The earthquake caused movement that further under-pressured the dyke intrusion, and this explains why so little lava has come out compared to what has been sucked into the expanding cavity of the dyke.
So, here is a ground rule of fluid dynamics. A highly pressurized dyke will squirt out more lava when it erupts, than an under-pressurized dyke.
This might seem like a good thing to the people living around the Leilani Estate where miniature vents have cropped out. Because if there had been more pressure most, if not all, of the area would have rapidly been inundated by the first vent to open.
As it is now the pressure is not high enough to keep the vents open more than a few hours, and the amounts that flow out are miniscule.
That being said, even a miniscule amount of very hot lava entering your house is not a good thing. I am not at all making light of the plight of the Leilani residents.
But, in the end, if more lava had poured out it would have been better. Because the rapidly intruding magma is once again increasing the tectonic strain, further increasing the risk for another larger earthquake.
Now, before any ambulatory English tabloid reads this and think that I am writing that the entire side will fall off tomorrow, then you are wrong as usual. What I am is that the risk is increasing that the side might slump yet another few meters.
Back to the narrative. As the lava was sucked out from Puu O’o, both the small lava lake there and the main vent emptied out, then the shallow magma chamber was vacated and Puu O’o became a very small subsidence caldera in a few minor puffs of ash as the roof caved in.
After that the lava started to be sucked out of the lava lake in Overlook Vent at Halema’uma’u. Now we are ready to discuss what will happen, now that we know what has happened.
In the near future
In the beginning I wrote that the watertable is 615 metres below the highest point of the caldera wall.
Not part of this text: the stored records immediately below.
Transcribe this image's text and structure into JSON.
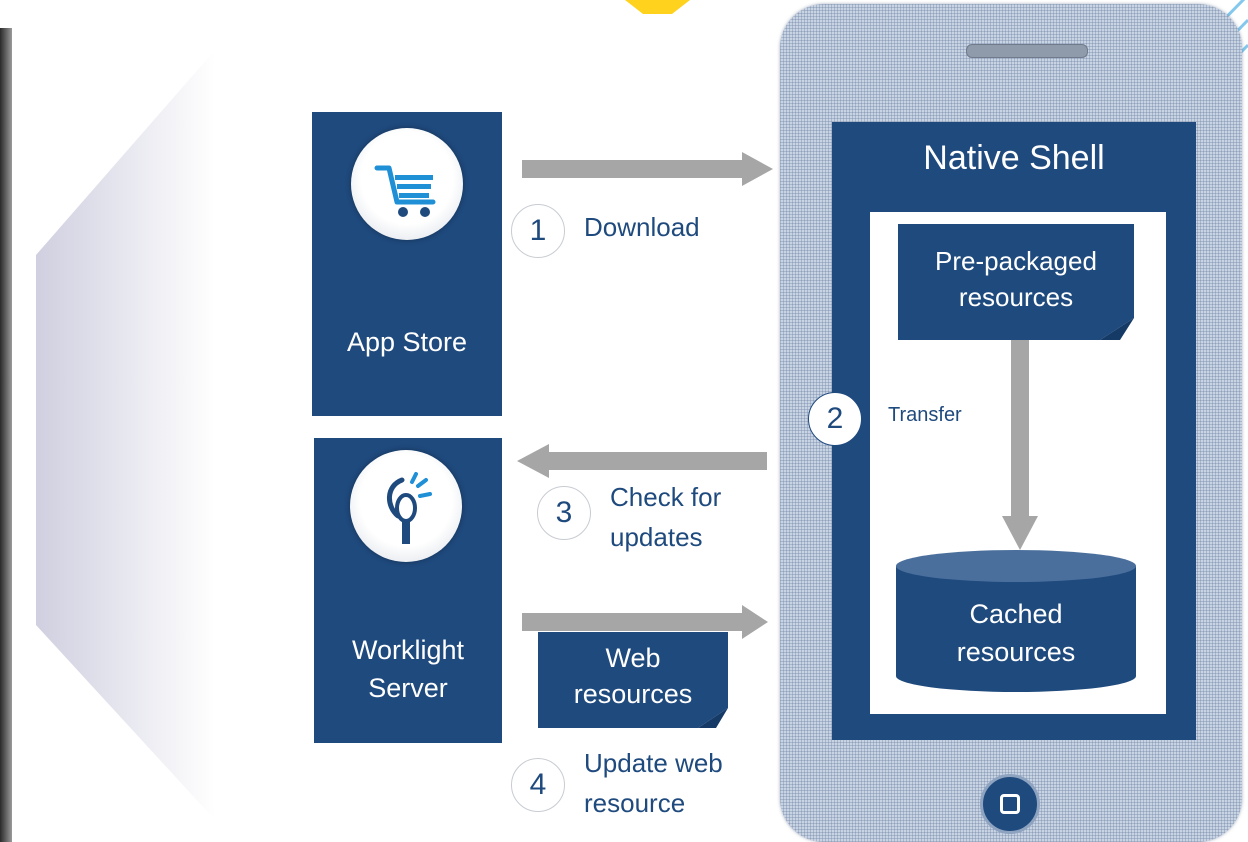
{
  "app_store": {
    "label": "App Store",
    "icon": "shopping-cart-icon"
  },
  "worklight_server": {
    "label_line1": "Worklight",
    "label_line2": "Server",
    "icon": "worklight-logo-icon"
  },
  "native_shell": {
    "title": "Native Shell"
  },
  "pre_packaged": {
    "line1": "Pre-packaged",
    "line2": "resources"
  },
  "cached": {
    "line1": "Cached",
    "line2": "resources"
  },
  "web_resources": {
    "line1": "Web",
    "line2": "resources"
  },
  "steps": [
    {
      "number": "1",
      "line1": "Download",
      "line2": ""
    },
    {
      "number": "2",
      "line1": "Transfer",
      "line2": ""
    },
    {
      "number": "3",
      "line1": "Check for",
      "line2": "updates"
    },
    {
      "number": "4",
      "line1": "Update web",
      "line2": "resource"
    }
  ],
  "colors": {
    "panel": "#1f4a7e",
    "arrow": "#a6a6a6",
    "phone": "#c8d3e4",
    "text": "#1f4a7e"
  }
}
But to really understand that reference we have to go back to 1924. That year another lava lake at Halema’uma’u Crater was sucked away before earthquakes started at Puna. Same thing, but reverse order of events.
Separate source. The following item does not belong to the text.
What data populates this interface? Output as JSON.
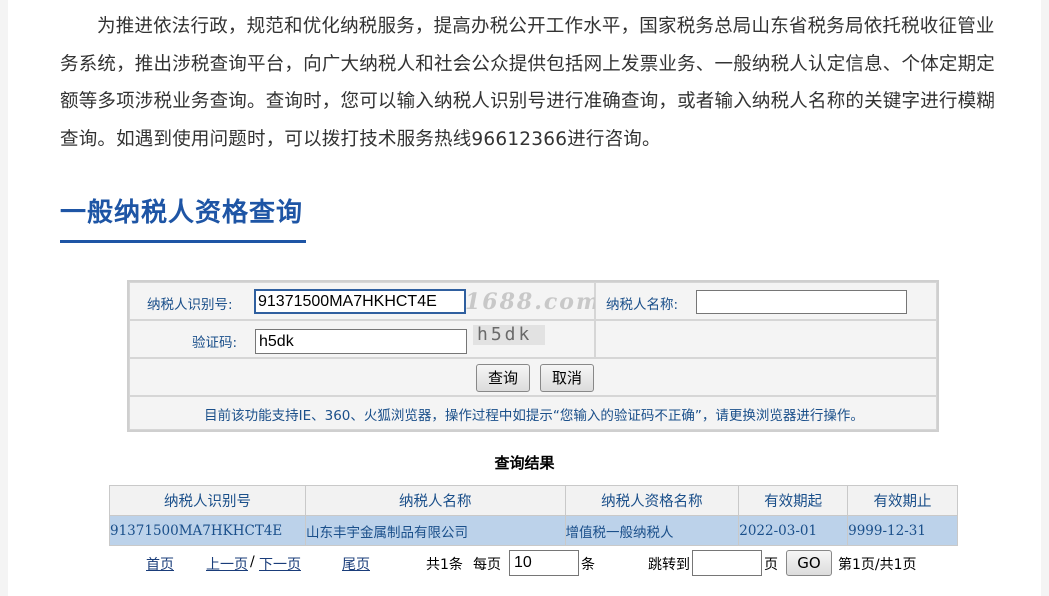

As the lava level hit the 615 metres mark the water interacted explosively with the lava and phreatoplinian detonations followed. The largest detonation created a column that was 7000 meters high.
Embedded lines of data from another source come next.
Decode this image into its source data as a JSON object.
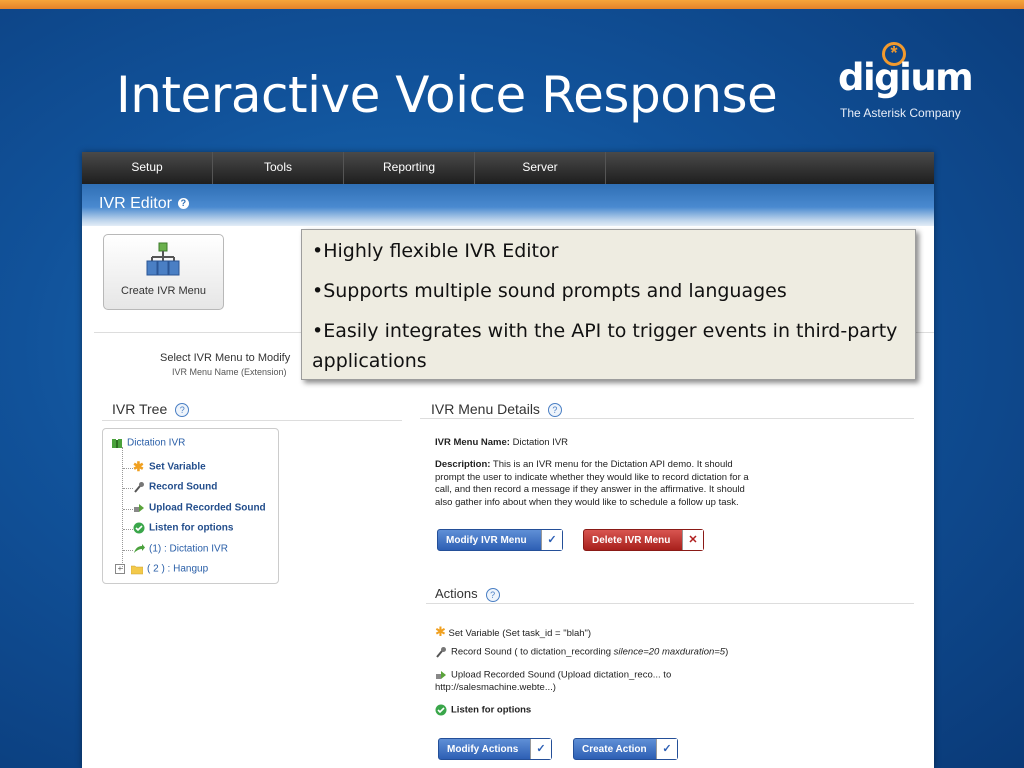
{
  "slide": {
    "title": "Interactive Voice Response",
    "logo_word": "digium",
    "logo_tagline": "The Asterisk Company"
  },
  "nav": {
    "tabs": [
      "Setup",
      "Tools",
      "Reporting",
      "Server"
    ]
  },
  "editor": {
    "title": "IVR Editor",
    "create_button": "Create IVR Menu",
    "select_label": "Select IVR Menu to Modify",
    "select_sub": "IVR Menu Name (Extension)"
  },
  "overlay": {
    "bullets": [
      "•Highly flexible IVR Editor",
      "•Supports multiple sound prompts and languages",
      "•Easily integrates with the API to trigger events in third-party applications"
    ]
  },
  "tree": {
    "title": "IVR Tree",
    "items": [
      "Dictation IVR",
      "Set Variable",
      "Record Sound",
      "Upload Recorded Sound",
      "Listen for options",
      "(1) : Dictation IVR",
      "( 2 ) : Hangup"
    ]
  },
  "details": {
    "title": "IVR Menu Details",
    "name_label": "IVR Menu Name:",
    "name_value": "Dictation IVR",
    "desc_label": "Description:",
    "desc_lines": [
      "This is an IVR menu for the Dictation API demo. It should",
      "prompt the user to indicate whether they would like to record dictation for a",
      "call, and then record a message if they answer in the affirmative. It should",
      "also gather info about when they would like to schedule a follow up task."
    ],
    "modify_button": "Modify IVR Menu",
    "delete_button": "Delete IVR Menu"
  },
  "actions": {
    "title": "Actions",
    "set_variable": "Set Variable (Set task_id = \"blah\")",
    "record_prefix": "Record Sound ( to dictation_recording ",
    "record_params": "silence=20 maxduration=5",
    "record_suffix": ")",
    "upload_line1": "Upload Recorded Sound (Upload dictation_reco... to",
    "upload_line2": "http://salesmachine.webte...)",
    "listen": "Listen for options",
    "modify_button": "Modify Actions",
    "create_button": "Create Action"
  },
  "colors": {
    "accent_orange": "#f29a2e",
    "nav_dark": "#1e1e1e",
    "header_blue": "#2f6fb5",
    "button_blue": "#2d5fb4",
    "button_red": "#a8201c"
  }
}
In the end the vent that held the lava lake was destroyed completely.
In this case it means that phreatic to phreatoplinian detonations will start somewhere between today Friday and Tuesday latest, unless the lava level starts to rise again. The most likely moment for onset is on Sunday at 10.14 CET.
Prior to that explosions caused by rockfall from the cooling vent walls are probable, these rockfalls are expected to continue during the phreatoplinian phase. The current Overlook Vent is likely to be completely destroyed during this phase.
If the lava continues to withdraw to greater depth, subsidence inside Halema’uma’u Crater will occur, or even subsidence of the general caldera. The subsidence will most likely not occur through blocking of the roof, instead it will be as piston driven subsidence.
If this happens lava flows are likely to increase anywhere from western Leilani up to, and including, Puna. There is also the potential for another large earthquake, depending on how much of the pressure that is alleviated by out-pouring of lava.
But, in the end this is likely to lead to the end of the Kilauea eruption, at least for a short while. The changes in the volcano is just to big. Question is more for how long the eruption will continue, and how many months the interlude will be.
Whatever you do, do not think that breaking the law and going down into the caldera is a clever idea. If there is a phreatoplinian eruption you will be dead if you are on the caldera floor. Heed the warnings of the local authorities at all time. Staying away completely from the area around the caldera is best. Remember that all of Hawai’i Volcanic National Park is closed for general population. Being pancaked by a bus sized stone that has been lofted, is over-rated.